Record set START
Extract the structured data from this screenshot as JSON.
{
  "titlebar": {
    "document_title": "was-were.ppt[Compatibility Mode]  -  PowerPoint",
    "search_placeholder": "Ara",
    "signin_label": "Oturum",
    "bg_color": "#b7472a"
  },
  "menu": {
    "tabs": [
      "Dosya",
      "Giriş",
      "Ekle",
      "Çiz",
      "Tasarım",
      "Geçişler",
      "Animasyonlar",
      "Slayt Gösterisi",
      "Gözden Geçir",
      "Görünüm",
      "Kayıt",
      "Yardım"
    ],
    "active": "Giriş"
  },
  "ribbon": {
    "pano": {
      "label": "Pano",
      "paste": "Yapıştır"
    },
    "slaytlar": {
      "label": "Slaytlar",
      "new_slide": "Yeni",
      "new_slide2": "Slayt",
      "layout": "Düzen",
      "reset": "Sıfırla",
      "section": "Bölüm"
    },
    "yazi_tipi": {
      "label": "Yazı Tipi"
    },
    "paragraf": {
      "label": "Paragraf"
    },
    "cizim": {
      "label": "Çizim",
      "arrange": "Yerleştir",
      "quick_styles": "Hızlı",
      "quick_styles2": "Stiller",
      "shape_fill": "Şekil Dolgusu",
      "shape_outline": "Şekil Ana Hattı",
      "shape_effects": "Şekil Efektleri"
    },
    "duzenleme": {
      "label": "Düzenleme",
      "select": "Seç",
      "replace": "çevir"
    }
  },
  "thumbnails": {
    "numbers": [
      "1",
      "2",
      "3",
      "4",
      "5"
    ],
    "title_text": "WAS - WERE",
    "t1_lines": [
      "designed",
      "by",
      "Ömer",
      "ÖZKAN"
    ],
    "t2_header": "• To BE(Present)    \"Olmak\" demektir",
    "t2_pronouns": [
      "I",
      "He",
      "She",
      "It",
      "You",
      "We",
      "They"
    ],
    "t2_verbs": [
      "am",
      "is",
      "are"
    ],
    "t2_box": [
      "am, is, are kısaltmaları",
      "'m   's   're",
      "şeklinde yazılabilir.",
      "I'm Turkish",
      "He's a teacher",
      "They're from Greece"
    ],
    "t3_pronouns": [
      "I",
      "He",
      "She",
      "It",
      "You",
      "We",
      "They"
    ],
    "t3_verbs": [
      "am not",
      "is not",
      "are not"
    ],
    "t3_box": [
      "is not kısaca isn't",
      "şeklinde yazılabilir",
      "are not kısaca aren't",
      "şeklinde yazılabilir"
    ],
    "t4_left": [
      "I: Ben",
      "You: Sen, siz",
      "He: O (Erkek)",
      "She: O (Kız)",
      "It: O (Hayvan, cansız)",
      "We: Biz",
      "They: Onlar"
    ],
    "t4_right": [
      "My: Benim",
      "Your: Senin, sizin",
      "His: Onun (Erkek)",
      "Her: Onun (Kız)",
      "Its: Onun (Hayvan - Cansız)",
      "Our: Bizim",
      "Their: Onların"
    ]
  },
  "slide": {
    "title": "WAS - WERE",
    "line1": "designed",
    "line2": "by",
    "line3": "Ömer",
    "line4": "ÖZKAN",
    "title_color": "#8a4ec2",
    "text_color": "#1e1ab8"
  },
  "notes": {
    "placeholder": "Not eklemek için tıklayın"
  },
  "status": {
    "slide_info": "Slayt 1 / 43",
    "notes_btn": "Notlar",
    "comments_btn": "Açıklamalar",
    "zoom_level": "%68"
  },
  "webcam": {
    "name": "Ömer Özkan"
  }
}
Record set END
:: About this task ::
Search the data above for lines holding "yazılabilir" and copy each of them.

:: Output for this exercise ::
      "şeklinde yazılabilir.",
      "şeklinde yazılabilir",
      "şeklinde yazılabilir"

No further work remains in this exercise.